(Stored data entries)
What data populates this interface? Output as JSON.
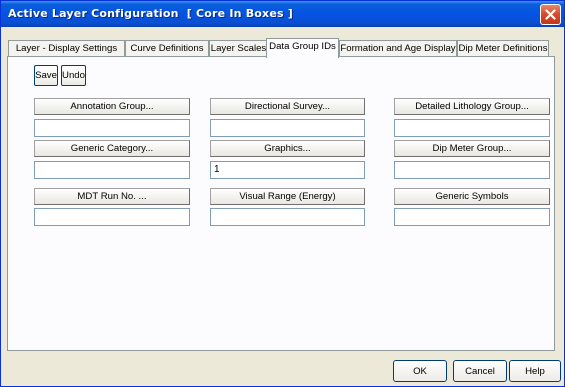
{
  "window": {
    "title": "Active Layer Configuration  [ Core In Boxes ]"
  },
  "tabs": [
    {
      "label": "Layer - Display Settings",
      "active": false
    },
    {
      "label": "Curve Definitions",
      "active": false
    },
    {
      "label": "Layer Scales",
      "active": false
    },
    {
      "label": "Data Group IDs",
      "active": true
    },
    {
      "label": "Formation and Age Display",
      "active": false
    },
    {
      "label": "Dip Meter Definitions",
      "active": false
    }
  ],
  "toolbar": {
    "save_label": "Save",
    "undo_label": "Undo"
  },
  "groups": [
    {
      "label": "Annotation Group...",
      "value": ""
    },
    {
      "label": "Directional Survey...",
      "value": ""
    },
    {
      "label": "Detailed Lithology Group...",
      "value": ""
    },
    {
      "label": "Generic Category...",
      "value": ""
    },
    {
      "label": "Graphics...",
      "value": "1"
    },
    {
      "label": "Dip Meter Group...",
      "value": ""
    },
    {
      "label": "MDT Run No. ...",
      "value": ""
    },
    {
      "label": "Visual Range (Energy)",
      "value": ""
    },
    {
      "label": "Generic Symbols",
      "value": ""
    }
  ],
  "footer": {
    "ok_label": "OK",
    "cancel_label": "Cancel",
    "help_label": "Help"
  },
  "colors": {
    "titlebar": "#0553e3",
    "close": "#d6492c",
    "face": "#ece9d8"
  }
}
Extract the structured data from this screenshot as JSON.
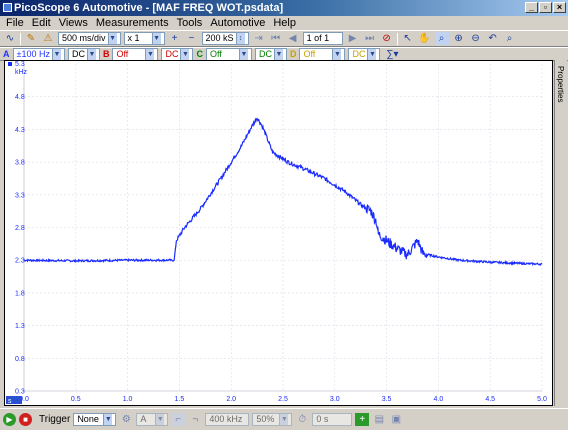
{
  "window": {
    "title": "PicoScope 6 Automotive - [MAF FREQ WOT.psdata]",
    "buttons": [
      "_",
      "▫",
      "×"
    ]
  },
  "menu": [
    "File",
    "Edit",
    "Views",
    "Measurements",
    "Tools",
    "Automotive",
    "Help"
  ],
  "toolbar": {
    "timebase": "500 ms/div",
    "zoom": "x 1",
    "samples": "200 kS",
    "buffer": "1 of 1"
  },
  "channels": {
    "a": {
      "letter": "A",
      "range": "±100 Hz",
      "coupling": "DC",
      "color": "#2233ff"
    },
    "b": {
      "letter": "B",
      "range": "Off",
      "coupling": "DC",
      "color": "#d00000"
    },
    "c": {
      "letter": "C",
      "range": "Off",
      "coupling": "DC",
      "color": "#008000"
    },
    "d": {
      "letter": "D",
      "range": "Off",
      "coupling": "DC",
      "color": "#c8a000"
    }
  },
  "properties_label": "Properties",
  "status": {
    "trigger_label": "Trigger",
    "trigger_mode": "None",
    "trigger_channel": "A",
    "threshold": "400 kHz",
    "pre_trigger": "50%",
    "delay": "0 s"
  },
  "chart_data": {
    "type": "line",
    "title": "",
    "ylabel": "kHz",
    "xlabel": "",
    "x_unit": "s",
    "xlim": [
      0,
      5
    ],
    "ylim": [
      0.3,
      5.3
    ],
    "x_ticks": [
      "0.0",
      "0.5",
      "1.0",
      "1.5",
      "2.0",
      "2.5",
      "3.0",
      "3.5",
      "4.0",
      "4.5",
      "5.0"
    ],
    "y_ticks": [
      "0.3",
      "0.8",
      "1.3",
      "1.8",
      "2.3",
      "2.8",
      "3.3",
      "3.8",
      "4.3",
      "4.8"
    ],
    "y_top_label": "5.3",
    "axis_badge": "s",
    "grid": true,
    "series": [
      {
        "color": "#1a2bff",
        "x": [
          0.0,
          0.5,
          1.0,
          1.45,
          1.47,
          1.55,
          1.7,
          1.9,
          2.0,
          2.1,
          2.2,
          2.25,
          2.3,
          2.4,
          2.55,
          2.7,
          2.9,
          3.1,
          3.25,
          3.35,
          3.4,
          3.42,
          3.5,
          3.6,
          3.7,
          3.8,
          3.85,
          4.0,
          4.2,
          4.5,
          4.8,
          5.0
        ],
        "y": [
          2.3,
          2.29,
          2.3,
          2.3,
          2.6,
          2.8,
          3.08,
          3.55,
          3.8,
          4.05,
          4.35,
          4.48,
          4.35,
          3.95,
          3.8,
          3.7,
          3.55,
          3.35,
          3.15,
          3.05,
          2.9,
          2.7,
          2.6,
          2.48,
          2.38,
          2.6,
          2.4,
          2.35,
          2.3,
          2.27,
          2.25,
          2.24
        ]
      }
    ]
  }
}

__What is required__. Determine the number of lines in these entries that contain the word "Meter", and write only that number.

__The completed task__. 2